WHAT YOU NEED TO DO: Show each line of the listing in which the word "name" occurs.
╔══
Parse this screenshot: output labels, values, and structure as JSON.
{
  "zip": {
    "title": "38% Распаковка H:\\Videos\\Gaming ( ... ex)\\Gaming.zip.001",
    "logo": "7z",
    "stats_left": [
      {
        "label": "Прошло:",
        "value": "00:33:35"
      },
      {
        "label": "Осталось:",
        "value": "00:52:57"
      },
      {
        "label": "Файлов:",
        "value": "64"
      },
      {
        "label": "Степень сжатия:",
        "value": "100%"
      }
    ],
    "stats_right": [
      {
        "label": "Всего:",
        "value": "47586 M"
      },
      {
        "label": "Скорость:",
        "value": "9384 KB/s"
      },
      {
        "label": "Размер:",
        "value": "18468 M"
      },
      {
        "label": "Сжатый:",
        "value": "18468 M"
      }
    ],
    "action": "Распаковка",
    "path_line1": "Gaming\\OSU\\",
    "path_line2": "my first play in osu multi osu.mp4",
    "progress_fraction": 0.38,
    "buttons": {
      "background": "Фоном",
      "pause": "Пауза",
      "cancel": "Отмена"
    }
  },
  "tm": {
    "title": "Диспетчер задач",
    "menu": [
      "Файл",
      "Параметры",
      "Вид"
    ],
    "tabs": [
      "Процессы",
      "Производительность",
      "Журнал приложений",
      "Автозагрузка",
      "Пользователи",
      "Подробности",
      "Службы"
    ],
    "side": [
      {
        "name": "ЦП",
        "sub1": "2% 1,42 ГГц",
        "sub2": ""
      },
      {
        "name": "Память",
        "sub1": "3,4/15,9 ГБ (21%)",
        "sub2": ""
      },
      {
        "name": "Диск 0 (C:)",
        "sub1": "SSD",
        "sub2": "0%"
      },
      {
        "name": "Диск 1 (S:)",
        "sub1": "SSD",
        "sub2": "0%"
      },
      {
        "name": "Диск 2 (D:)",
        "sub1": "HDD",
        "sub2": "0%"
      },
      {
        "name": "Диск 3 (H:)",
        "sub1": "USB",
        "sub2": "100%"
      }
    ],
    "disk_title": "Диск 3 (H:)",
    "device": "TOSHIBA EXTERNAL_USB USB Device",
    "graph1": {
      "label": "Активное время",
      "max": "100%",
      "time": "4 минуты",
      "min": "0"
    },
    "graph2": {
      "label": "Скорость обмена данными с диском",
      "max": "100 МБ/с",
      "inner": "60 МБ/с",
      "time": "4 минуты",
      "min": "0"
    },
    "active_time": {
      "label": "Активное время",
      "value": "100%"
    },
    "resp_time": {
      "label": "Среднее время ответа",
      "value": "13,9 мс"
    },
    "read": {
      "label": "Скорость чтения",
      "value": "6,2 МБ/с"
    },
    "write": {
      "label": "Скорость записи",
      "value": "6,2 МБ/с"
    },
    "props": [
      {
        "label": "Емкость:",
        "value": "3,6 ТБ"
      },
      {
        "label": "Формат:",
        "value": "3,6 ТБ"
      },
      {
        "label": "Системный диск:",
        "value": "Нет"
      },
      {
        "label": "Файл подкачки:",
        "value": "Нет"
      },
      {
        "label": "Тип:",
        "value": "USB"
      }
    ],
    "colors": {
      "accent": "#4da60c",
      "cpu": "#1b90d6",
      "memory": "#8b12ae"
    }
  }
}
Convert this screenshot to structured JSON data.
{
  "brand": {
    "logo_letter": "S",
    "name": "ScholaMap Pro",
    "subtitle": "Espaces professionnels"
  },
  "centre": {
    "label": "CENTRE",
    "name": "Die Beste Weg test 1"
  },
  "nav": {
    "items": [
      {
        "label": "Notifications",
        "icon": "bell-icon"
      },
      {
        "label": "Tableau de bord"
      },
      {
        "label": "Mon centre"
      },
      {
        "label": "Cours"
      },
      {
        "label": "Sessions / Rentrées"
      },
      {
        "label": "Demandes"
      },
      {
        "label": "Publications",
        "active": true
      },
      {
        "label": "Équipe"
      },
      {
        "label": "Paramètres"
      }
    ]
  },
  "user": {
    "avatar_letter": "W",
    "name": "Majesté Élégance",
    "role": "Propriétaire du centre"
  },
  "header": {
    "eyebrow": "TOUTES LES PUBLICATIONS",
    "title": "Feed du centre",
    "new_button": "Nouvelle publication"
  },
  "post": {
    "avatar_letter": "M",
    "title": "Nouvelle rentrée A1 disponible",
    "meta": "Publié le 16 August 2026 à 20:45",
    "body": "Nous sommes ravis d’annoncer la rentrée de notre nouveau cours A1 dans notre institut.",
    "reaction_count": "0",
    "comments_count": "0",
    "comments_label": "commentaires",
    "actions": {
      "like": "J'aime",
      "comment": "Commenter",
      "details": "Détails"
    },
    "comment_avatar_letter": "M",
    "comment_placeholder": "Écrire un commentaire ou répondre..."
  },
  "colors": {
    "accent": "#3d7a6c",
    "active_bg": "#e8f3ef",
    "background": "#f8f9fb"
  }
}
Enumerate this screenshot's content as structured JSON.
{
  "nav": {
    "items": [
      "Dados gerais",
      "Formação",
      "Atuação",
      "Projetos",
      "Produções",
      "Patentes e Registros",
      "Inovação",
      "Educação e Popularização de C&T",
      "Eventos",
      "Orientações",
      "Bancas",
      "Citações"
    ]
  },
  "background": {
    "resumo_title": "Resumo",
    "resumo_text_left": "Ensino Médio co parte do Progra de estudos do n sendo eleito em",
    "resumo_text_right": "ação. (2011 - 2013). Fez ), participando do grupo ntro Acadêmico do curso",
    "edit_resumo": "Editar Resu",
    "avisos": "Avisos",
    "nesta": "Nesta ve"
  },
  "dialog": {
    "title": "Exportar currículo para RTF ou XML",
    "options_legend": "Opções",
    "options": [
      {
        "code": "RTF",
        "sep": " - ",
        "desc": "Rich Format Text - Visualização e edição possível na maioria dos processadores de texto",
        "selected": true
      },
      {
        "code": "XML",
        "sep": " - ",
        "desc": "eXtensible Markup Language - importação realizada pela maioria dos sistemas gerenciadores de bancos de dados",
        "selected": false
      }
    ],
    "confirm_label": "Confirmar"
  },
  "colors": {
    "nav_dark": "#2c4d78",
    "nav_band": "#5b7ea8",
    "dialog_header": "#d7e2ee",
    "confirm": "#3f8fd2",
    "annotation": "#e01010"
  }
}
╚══
OUTPUT OF THE EXERCISE:
        "name": "ЦП",
        "name": "Память",
        "name": "Диск 0 (C:)",
        "name": "Диск 1 (S:)",
        "name": "Диск 2 (D:)",
        "name": "Диск 3 (H:)",
    "name": "ScholaMap Pro",
    "name": "Die Beste Weg test 1"
    "name": "Majesté Élégance",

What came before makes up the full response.